Celebrating International day of Biodiversity

22nd May is International Day of Biodiversity. Here are just a few of the recent highlights from the garden and further afield. There is so much wonderful biodiversity out there. Go and explore.

Hawthorn hedgerows

One of the distinctive features of our Irish countryside are our hedgerows. These field boundaries are part of our cultural and agricultural heritage, often forming townland as well as farm demarcations.

Hawthorn hedgerows

Hawthorn hedgerows

In many counties, including Mayo, hawthorn makes up a large proportion of these native hedgerows (hawthorn is estimated to occur in about 90% of hedgerows in the county).
Hawthorns flower in May, so it is sometimes called the May tree, or whitethorn. This year there is an abundance of hawthorn blossom, much like last year.

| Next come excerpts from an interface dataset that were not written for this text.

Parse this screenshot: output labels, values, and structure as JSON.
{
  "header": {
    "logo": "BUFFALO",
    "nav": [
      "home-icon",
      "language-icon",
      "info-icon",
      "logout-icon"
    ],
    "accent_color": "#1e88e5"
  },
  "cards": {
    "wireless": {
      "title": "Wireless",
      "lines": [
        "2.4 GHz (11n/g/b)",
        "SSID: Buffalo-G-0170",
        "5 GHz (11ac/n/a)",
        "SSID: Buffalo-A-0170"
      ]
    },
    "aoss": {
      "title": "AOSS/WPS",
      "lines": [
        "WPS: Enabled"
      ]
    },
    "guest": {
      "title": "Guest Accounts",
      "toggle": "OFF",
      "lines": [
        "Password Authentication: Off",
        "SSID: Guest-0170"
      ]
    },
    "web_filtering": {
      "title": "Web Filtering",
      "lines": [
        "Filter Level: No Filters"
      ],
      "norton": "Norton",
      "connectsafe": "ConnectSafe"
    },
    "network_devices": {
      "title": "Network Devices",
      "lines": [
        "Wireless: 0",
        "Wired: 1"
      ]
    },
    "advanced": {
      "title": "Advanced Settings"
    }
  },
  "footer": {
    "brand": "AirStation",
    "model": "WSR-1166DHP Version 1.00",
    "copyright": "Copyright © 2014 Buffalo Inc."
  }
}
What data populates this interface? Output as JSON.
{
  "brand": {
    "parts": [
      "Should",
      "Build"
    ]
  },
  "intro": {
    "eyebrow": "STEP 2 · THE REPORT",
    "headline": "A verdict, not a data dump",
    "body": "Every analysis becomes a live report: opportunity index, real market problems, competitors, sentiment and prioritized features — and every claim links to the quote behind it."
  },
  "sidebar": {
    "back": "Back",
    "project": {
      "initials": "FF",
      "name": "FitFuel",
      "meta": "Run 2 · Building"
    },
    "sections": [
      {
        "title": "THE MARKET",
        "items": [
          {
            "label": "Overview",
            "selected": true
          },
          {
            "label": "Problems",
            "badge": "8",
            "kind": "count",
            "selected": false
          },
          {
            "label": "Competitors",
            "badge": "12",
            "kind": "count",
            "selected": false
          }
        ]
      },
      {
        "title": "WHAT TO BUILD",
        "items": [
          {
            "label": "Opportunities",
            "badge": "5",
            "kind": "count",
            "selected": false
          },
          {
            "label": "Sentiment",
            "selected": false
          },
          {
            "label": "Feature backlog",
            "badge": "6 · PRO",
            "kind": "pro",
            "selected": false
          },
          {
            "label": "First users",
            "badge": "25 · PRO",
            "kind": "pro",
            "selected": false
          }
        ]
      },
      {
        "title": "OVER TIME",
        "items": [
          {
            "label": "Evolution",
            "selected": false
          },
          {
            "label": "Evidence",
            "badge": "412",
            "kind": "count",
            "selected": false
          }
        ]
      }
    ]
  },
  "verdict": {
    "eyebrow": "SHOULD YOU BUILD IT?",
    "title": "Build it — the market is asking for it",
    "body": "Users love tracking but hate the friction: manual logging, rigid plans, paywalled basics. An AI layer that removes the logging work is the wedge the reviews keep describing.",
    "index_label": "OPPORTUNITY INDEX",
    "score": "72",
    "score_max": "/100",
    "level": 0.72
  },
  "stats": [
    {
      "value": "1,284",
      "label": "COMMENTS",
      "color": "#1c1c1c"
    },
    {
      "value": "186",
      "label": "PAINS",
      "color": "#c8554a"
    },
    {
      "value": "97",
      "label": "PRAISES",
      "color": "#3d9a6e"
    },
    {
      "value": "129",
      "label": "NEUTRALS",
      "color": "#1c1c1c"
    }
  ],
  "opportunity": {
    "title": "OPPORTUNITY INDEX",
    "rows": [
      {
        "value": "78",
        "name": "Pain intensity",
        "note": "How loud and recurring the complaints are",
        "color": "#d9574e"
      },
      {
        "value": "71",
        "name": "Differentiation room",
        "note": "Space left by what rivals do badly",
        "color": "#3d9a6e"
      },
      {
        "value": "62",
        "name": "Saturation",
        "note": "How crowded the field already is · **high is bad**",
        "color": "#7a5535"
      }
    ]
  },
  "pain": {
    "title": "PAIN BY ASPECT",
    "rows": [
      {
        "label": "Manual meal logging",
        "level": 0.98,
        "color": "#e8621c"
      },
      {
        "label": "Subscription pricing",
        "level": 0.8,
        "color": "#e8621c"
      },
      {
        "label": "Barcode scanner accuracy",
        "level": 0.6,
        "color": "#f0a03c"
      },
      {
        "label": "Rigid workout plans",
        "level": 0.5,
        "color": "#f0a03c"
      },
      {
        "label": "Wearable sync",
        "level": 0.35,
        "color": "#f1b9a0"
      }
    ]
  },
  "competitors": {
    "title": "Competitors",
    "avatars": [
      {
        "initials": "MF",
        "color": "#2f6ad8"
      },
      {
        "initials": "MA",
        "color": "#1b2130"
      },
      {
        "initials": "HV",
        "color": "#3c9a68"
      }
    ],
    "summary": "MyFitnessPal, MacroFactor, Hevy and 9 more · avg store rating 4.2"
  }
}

Some of the hedgerows look almost white (perhaps an indication of why it is also called whitethorn). Anytime there is a strong wind, the little roads around us are covered in fallen blossom. So it almost looks like it has been snowing!

In Ireland, the hawthorn is often associated with fairies and the underworld. Lone hawthorns in the middle of fields will not be touched for fear of upsetting the fairy folk. Hawthorns can live up to 400 years old, and while they never get tall, they can become quite gnarled, so you can see where it may get this reputation.

Hawthorn rainbow

Hawthorn in the background with rainbow

Enniscoe House

Enniscoe House and Estate can be found near Crossmolina in Co Mayo, on the shores of Lough Conn.  Steeped in heritage the Georgian house dates from 1790 and today is run as a family hotel. We visited a couple of weeks ago to take part in a bumblebee workshop (held by the National Biodiversity Data Centre). The second half of the day involved looking for and identifying bumblebees.  It also allowed us to enjoy the grounds including the beautiful woodland, but especially the organic walled garden. The garden is divided into two; first the formal garden or pleasure grounds, and secondly the vegetable and impressive fruit growing area. Strawberries, apple trees and currants were all in bloom.  The garlic was huge in comparison to my own! And the potatoes were coming on very well.

Enniscoe is also the location of the Mayo North Heritage Centre, where people can go and explore their North Mayo ancestors / genealogy. There is also a looped walk, a museum and all important tea rooms.